The role of post-processing is to enhance what come out of a camera. The idea is to start with a good image and make it great. The role of post-processing is not to save bad images. You can certainly compensate for slight underexposures, improper color balance, etc. You can’t change the composition of a photo, make the subject more interesting, or magically take a dark, improperly focused image and make it look like it was shot correctly from the start. Ideally, post-processing should be approached as improving, not fixing.
Photographers can really demonstrate their own creative style during post-processing. Some may choose to do minimal adjustments, while others may spend hours tweaking a photo. The possibilities often seem endless. Colors can be made more vibrant, or more drab. Details can be brought to life with clarity and sharpening. Skin imperfections can be hidden, or “airbrushed”, making your average person look like a magazine model. The final image can be a huge contrast to what came out of the camera originally, but it wouldn’t have been possible without a good starting point.
Tone is in the Fingers
As a stage seasoned guitar player with extensive gear, this concept hits home. Guitar players notoriously become obsessed with their gear and instruments. It can be a sickness really, leading these musicians to think that next piece of equipment is going to make them sound better. Ultimately, the audience doesn’t care and probably can’t even tell. The skills of the guitarist do not change based on the amp or instrument they are using. This is where the phrase “tone is in the fingers” comes from.
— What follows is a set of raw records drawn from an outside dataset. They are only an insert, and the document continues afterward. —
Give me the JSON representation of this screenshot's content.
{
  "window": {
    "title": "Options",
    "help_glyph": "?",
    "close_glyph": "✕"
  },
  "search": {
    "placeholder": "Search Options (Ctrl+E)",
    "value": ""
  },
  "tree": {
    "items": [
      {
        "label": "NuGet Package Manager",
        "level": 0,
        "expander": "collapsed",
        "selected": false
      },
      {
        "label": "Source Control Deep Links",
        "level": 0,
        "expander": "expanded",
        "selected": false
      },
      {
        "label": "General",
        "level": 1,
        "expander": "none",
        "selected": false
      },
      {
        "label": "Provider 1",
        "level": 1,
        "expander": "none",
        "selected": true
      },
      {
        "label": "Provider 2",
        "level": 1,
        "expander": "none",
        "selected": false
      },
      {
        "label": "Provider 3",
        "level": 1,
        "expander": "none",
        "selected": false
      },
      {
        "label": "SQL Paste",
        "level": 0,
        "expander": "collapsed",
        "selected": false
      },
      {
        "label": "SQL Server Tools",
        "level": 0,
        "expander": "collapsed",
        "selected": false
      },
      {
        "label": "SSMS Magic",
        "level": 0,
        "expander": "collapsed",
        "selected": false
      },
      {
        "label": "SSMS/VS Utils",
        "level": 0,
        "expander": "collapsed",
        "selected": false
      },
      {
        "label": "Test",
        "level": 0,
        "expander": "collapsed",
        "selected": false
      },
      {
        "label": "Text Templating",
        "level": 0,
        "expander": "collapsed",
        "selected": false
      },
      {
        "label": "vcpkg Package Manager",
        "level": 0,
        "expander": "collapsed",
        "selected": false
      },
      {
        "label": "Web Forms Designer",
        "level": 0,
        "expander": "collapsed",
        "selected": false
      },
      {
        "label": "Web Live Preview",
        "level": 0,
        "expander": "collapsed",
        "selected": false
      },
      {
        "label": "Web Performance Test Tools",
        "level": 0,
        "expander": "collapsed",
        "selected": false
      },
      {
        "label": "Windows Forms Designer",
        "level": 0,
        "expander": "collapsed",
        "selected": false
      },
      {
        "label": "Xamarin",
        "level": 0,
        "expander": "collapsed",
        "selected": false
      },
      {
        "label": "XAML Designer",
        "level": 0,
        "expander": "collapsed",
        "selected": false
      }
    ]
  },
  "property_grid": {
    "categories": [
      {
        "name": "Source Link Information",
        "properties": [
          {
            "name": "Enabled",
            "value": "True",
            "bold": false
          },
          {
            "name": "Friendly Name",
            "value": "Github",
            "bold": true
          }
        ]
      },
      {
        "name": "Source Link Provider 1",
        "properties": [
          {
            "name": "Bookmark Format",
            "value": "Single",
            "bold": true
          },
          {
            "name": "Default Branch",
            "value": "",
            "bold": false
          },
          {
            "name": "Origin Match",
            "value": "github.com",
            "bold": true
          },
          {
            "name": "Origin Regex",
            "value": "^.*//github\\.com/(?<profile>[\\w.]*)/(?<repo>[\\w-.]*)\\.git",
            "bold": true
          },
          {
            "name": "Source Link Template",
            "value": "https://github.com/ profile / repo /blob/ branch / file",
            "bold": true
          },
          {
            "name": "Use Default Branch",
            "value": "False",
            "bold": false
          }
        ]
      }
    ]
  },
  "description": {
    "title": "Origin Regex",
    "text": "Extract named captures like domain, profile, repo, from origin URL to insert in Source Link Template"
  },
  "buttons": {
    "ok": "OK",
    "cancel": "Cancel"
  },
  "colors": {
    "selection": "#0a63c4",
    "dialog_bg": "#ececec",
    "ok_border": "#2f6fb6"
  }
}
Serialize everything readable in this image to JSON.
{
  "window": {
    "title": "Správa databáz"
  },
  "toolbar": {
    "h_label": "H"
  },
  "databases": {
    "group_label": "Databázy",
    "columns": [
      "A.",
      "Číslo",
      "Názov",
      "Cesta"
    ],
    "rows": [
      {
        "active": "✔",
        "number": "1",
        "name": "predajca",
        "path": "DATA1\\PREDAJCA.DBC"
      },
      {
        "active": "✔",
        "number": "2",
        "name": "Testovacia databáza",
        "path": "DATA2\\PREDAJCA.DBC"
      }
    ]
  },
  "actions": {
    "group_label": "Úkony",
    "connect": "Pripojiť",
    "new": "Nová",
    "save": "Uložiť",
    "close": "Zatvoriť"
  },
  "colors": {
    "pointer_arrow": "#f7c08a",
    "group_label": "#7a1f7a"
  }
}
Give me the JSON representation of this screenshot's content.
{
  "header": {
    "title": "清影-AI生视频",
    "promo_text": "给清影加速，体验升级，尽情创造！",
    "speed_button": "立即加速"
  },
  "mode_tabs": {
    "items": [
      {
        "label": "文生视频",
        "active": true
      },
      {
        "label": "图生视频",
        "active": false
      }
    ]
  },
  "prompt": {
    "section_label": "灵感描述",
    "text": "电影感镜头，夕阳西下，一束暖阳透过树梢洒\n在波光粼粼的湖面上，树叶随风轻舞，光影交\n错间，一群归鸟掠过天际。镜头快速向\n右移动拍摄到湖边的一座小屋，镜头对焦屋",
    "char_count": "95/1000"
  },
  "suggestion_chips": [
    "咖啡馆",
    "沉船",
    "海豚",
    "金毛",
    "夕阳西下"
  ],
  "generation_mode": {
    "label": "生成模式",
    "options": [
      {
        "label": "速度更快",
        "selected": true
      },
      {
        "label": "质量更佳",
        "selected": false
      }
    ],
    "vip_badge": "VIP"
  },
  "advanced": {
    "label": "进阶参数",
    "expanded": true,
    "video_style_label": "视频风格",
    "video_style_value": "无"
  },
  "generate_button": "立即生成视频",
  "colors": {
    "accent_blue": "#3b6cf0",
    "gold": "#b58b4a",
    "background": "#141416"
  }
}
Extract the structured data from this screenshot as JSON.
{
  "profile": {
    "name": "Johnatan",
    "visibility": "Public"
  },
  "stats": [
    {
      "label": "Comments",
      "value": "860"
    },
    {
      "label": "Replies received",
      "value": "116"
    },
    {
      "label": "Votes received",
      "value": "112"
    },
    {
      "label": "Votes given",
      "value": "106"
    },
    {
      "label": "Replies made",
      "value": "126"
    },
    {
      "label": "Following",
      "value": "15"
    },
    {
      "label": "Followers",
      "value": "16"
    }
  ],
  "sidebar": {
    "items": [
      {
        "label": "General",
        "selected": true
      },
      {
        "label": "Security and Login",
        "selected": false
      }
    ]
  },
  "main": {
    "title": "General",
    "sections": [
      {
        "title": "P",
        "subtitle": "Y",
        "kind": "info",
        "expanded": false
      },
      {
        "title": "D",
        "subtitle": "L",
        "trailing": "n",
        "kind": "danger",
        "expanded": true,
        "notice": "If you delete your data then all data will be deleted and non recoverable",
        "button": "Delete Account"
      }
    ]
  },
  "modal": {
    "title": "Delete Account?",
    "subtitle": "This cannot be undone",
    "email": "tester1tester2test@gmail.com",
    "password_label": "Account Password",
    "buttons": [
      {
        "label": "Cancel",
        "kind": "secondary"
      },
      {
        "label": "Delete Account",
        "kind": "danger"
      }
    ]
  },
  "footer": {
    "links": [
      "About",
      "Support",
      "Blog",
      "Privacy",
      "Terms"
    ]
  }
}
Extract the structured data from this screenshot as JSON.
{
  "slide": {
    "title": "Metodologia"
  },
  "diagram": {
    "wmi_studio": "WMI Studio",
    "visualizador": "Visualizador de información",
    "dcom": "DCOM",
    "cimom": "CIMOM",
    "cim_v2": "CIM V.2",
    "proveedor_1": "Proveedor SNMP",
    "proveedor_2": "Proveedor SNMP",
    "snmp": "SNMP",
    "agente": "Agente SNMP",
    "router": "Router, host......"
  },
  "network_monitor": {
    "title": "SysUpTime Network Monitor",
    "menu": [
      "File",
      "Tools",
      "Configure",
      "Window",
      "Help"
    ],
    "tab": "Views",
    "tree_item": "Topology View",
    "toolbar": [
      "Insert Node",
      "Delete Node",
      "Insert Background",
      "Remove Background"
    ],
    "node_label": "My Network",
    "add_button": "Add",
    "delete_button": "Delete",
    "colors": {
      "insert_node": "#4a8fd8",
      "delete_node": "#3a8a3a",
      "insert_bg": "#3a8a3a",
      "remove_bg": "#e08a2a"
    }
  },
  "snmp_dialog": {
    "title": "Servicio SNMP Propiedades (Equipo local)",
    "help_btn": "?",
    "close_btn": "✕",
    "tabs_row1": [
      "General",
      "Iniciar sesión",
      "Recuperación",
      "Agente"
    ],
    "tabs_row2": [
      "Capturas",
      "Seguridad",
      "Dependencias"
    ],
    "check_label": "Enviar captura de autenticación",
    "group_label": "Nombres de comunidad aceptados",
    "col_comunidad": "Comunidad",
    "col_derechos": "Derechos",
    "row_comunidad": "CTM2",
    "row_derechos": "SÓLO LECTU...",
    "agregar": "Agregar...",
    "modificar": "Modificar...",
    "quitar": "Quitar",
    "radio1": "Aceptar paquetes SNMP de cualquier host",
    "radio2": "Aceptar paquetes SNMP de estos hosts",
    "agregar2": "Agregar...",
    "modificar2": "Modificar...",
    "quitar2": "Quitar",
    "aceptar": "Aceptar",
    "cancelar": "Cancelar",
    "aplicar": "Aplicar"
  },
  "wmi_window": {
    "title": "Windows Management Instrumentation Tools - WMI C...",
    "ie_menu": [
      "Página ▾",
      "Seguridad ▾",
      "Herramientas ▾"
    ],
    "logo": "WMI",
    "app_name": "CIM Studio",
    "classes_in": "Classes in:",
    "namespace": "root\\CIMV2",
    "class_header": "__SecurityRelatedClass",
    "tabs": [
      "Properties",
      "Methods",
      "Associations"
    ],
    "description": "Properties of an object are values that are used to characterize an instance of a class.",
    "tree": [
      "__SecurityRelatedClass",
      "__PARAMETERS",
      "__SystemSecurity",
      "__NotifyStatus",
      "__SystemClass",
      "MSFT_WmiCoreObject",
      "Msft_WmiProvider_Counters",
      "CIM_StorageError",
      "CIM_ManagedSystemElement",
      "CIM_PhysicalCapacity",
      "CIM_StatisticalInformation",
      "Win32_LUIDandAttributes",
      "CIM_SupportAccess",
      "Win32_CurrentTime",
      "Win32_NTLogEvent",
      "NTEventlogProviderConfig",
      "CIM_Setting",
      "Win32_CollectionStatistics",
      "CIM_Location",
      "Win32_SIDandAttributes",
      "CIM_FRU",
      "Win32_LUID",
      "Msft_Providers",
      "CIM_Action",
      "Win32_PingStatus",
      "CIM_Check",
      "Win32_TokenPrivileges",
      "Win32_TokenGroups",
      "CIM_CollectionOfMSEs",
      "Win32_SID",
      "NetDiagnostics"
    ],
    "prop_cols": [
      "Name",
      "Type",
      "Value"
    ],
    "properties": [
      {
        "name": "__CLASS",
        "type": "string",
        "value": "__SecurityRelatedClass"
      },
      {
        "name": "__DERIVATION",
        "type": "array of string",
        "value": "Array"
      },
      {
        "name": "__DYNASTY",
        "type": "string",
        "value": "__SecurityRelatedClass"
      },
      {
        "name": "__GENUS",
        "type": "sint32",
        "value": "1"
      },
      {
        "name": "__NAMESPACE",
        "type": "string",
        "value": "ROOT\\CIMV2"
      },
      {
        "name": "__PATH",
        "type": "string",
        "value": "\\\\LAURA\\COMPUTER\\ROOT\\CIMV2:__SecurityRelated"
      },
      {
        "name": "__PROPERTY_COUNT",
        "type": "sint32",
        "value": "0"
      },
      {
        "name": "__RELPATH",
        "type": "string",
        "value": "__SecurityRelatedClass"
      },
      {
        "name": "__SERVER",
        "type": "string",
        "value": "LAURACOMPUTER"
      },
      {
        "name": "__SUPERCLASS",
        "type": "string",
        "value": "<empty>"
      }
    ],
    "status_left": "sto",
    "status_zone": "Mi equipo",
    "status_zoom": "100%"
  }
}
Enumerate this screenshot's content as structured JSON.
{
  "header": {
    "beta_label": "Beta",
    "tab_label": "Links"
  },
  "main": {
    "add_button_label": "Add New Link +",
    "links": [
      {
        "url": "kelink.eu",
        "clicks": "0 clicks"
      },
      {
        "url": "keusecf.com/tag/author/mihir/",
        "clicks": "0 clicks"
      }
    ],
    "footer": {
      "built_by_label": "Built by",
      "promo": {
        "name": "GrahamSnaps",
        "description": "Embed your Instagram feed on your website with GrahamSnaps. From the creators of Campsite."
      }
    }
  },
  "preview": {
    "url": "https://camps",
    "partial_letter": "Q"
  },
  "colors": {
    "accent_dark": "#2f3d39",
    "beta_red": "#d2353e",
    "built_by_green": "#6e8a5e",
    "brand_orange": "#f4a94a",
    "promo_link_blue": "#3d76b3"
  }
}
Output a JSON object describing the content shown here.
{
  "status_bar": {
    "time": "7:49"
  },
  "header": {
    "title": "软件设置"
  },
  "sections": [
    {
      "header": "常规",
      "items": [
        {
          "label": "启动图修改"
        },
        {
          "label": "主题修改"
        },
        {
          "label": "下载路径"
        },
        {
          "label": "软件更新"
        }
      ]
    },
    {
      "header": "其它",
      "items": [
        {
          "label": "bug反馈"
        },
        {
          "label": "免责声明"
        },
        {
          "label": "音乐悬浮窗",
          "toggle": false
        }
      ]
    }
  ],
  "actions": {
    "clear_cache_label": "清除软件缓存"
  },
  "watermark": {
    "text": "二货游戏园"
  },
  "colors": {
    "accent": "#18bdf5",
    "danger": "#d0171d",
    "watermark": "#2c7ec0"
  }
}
The same concept is quite relevant to photography. It is not the camera or lenses that make the photo, but the photographer behind it. An unskilled, self-proclaimed photographer can pick up a $6,000 camera and take crap photos. A truly skilled photographer can produce great results with a point-and-shoot camera, or even a smart phone. Photographers use high end gear because it makes the image quality better, not the overall greatness of their photo. Equipment is never replacement for a photographic eye. The art lies with the artist, and not the tools they use. Better tools can be and often are a catalyst for inspiration, but they will never place creative technique.